- _Description of the task_:
Filter these entries down to the lines that hold the word "Edit", and show each of them.

- _Study material_:
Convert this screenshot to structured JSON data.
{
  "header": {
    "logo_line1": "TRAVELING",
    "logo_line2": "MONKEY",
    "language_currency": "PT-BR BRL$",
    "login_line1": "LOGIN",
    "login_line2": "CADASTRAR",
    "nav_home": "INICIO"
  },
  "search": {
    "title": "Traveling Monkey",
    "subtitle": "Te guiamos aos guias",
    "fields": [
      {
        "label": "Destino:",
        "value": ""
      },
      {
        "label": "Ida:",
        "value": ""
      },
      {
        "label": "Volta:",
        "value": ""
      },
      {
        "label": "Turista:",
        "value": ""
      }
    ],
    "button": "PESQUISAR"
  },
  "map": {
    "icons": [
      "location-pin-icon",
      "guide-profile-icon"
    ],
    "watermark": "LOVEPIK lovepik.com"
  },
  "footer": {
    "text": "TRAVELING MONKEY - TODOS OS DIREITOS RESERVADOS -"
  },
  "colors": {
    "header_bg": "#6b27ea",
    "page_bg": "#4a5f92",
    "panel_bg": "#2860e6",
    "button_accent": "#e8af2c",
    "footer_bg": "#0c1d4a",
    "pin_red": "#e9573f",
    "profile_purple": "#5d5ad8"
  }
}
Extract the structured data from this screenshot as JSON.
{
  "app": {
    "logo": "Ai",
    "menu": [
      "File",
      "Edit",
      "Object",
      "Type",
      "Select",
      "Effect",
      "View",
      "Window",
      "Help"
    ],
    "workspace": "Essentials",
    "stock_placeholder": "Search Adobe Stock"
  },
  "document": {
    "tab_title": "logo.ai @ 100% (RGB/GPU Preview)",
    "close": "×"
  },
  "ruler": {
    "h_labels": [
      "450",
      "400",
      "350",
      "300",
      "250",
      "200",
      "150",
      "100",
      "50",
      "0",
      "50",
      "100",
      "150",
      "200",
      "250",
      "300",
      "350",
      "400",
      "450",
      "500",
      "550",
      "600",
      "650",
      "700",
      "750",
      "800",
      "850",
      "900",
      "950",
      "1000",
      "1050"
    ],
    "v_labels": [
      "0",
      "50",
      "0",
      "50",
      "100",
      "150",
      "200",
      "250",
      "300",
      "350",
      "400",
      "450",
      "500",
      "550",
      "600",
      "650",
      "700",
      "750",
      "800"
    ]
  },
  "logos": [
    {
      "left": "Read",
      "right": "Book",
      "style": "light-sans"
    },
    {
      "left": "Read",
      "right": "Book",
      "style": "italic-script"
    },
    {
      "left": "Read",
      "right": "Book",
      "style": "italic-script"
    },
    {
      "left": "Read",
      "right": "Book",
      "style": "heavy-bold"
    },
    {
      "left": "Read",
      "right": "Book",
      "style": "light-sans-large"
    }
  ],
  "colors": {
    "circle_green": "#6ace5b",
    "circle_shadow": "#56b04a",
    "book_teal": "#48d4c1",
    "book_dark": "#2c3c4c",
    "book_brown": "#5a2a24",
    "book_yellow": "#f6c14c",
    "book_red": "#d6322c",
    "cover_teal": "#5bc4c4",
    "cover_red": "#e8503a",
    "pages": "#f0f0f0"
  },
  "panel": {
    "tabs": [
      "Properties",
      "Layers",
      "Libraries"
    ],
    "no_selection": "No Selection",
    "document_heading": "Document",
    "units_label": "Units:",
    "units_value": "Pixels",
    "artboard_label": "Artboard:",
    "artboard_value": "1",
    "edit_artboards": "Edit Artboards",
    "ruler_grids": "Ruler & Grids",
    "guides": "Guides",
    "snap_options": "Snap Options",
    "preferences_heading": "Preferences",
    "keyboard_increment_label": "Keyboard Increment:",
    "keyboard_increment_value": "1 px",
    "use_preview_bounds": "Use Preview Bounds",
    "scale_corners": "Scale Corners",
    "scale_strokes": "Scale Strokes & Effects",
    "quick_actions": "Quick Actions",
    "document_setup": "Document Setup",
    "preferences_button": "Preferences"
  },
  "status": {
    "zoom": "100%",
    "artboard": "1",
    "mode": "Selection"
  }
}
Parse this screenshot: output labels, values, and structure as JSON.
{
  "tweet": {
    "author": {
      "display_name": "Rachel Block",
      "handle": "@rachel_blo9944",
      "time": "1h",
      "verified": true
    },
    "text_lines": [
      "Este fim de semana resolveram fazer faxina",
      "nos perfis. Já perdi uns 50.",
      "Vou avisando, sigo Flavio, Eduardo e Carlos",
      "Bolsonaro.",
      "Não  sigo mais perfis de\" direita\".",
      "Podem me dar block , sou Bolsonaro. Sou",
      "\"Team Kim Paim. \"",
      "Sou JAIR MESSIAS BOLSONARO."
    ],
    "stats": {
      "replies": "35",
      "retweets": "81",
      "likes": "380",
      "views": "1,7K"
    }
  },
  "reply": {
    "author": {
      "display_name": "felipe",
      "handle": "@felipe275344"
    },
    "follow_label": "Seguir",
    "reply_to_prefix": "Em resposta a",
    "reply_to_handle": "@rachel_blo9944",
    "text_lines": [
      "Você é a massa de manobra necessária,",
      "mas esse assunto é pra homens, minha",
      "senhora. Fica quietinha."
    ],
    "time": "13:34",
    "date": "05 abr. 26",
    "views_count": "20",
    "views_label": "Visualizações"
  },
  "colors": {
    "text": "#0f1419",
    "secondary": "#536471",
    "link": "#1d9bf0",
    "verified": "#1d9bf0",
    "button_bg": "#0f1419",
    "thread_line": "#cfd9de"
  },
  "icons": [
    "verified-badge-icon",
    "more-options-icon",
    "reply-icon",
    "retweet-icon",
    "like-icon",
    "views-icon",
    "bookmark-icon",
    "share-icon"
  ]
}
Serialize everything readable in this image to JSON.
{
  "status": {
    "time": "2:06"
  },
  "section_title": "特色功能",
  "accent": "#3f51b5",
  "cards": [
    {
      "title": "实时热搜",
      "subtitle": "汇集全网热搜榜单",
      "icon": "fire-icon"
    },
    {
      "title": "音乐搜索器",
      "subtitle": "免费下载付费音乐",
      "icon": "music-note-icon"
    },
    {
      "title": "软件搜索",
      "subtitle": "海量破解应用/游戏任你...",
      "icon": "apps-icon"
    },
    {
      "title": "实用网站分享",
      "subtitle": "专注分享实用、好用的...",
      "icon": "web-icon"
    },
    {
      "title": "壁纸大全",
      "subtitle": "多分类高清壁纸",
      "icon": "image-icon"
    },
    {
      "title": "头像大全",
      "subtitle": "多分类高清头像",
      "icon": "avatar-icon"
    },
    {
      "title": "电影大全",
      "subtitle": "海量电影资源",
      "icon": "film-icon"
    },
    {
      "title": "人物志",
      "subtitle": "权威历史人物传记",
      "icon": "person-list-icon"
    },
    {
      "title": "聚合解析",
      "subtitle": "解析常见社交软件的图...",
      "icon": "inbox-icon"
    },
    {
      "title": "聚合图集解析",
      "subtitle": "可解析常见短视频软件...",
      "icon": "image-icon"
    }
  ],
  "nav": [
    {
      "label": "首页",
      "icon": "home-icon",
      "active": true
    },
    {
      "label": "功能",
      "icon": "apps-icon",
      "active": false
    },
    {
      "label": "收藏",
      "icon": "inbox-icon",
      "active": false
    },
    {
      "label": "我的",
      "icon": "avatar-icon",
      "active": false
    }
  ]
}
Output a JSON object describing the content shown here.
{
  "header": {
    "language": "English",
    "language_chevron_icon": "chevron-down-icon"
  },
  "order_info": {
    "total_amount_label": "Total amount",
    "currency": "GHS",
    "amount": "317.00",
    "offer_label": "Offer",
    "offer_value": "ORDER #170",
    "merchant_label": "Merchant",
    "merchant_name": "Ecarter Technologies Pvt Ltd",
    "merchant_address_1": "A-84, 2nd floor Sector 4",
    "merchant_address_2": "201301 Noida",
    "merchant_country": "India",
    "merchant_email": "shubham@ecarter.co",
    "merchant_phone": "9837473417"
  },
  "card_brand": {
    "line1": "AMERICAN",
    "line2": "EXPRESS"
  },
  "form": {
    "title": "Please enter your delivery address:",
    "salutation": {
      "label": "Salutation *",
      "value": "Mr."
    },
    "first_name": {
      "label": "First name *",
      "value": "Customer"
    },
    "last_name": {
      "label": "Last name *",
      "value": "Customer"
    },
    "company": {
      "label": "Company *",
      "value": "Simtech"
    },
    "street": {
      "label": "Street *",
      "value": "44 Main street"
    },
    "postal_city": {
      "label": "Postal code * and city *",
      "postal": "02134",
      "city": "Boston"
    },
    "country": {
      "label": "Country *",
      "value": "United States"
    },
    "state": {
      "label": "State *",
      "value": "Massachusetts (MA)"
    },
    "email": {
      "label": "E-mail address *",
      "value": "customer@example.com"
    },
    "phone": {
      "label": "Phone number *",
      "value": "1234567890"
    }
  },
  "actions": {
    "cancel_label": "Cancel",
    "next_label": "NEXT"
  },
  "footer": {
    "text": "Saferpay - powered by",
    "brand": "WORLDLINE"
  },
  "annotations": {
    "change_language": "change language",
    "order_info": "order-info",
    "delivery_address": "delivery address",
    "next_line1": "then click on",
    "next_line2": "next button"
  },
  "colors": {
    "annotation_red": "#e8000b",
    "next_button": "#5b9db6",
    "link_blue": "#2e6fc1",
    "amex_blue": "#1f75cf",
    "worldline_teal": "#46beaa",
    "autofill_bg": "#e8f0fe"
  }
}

- _Task output_:
      "Edit",
    "edit_artboards": "Edit Artboards",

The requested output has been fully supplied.